7 Oct 2016
E-commerce: Data as the New Currency (Interview with Clix)
The proliferation of e-commerce has created a large volume of business data. Even though companies in Hong Kong increasingly recognise the potential value of such data, attempts to capture that value have thus far only scratched the surface. If companies thought about data on a bigger scale, they might identify whole new business models. The industry calls this "data monetisation".
Established in Hong Kong a few decades ago, Clix currently has a staff of 80, of whom some 30 are based in Hong Kong, with the rest in mainland China and in Manila. The company’s core business is exactly that - data monetisation.
“Our service goes beyond analysing data,” said King Leung, CEO of Clix. “For instance, we have a client which is an e-commerce platform with 600 million registered users. The management knew it was sitting on a gold mine, but had no idea how to utilise such a big chunk of data. In light of a mix of mainstream and out of the box analytics, we applied our decades of industry expertise in the data business as a way of coming up with new revenue models for the client. Some of these models have been piloted and have shown some promise.”
Leung found that being based in Hong Kong is highly beneficial to his business, as nearly every international brand has a regional headquarters in the city. He said: “Utilising big data is a high-level decision which usually involves senior management with regional responsibilities.”
The majority of Clix’s customer base is made up of international fashion and beauty brands, while the rest are retail giants or rapidly growing companies on the mainland. The one thing that these companies have in common is that they all possess huge customer user bases and an enormous volume of transaction data.
“In contrast to Hong Kong, which is a mature market where companies are very risk adverse, mainland business owners are willing to take risks and make decisions very fast,” said Leung. “The mainland market is highly competitive, with many industries undergoing consolidation. Business owners are more receptive to the idea of making use of big data analytics to generate new revenue. In an increasingly complex and connected world, the willingness of a business to manage and analyse data effectively is no longer just about success – for some it is about survival.”
Leung is of the view that Hong Kong has the potential to further develop data analytics and data monetisation, which are neither labour-intensive nor infrastructure-intensive industries as most of the information they rely on is now cloud-based. “Data monetisation requires analysts who possess both numerical skills and sound business acumen,” said Leung. “Proficiency in programming is an asset, but not a pre-requisite.”
Leung is very positive about Hong Kong’s platform role, saying: “Hong Kong companies, with their obvious cultural proximity to the Chinese mainland and their understanding of international market practices, will naturally be the first choice for overseas companies that want to succeed in the China market through big data analytics or data monetisation.”

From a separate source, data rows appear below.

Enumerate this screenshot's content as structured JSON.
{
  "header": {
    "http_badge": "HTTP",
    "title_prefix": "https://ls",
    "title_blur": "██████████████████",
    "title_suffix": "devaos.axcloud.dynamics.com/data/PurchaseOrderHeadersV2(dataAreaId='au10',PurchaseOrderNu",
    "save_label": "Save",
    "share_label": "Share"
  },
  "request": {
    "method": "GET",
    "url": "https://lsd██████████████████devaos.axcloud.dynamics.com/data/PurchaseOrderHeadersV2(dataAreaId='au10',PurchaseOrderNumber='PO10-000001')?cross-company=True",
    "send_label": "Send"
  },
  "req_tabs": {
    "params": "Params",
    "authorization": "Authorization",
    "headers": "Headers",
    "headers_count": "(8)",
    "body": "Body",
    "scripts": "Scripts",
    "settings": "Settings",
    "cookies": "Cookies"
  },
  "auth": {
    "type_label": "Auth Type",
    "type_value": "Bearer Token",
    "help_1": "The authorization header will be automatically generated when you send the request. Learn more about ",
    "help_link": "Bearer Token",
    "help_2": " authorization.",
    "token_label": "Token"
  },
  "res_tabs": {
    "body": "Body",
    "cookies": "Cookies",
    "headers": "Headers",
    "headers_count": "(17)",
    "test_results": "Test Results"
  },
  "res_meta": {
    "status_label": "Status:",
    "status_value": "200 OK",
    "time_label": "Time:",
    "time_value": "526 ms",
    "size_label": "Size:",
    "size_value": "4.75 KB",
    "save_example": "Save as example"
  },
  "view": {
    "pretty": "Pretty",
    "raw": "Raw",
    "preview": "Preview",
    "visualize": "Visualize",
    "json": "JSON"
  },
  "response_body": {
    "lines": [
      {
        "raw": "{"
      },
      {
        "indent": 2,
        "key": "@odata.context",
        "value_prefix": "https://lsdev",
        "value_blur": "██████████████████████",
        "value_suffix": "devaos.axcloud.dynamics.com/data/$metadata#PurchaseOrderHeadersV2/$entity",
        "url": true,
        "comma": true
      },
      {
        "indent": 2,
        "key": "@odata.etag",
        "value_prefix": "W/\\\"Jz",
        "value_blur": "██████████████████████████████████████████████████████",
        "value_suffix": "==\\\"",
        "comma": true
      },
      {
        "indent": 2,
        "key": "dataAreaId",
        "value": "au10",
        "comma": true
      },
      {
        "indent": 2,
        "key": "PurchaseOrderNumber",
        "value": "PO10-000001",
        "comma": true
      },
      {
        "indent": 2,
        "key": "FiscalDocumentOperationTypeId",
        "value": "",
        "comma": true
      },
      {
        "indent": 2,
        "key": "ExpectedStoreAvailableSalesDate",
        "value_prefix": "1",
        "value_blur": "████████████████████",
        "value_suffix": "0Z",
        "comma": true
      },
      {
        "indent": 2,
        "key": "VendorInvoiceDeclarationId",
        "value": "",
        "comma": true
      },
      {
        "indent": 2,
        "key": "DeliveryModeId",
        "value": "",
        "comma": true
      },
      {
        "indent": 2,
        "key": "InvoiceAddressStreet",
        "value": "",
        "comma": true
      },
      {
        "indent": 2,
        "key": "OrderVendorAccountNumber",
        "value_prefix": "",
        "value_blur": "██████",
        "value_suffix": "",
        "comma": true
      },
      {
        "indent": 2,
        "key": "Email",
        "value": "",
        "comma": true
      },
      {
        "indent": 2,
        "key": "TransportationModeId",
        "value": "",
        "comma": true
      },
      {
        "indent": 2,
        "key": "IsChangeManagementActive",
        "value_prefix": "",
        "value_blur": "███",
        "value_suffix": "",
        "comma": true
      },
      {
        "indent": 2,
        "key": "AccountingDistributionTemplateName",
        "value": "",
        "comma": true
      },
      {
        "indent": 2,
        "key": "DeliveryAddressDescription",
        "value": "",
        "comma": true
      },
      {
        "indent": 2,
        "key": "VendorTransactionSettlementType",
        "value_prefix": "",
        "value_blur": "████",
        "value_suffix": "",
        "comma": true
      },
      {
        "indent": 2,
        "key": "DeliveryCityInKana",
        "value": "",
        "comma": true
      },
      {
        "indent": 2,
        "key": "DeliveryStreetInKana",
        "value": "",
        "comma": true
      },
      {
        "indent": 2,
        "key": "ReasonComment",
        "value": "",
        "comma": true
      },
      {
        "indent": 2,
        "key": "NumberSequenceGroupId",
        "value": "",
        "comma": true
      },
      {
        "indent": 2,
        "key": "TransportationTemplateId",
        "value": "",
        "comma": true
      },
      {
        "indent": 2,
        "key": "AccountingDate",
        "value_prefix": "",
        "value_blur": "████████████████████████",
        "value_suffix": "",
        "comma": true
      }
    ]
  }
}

According to Leung, the integrity of Hong Kong professionals is highly recognised by mainland enterprises. He said: “There are numerous service providers on the mainland who can provide sophisticated data analytics. However, one mainland client chose our company because they are wary of opening up all of their data to local vendors for fear of data leakage. When dealing with highly valuable and highly sensitive data, the trust factor plays an important role.”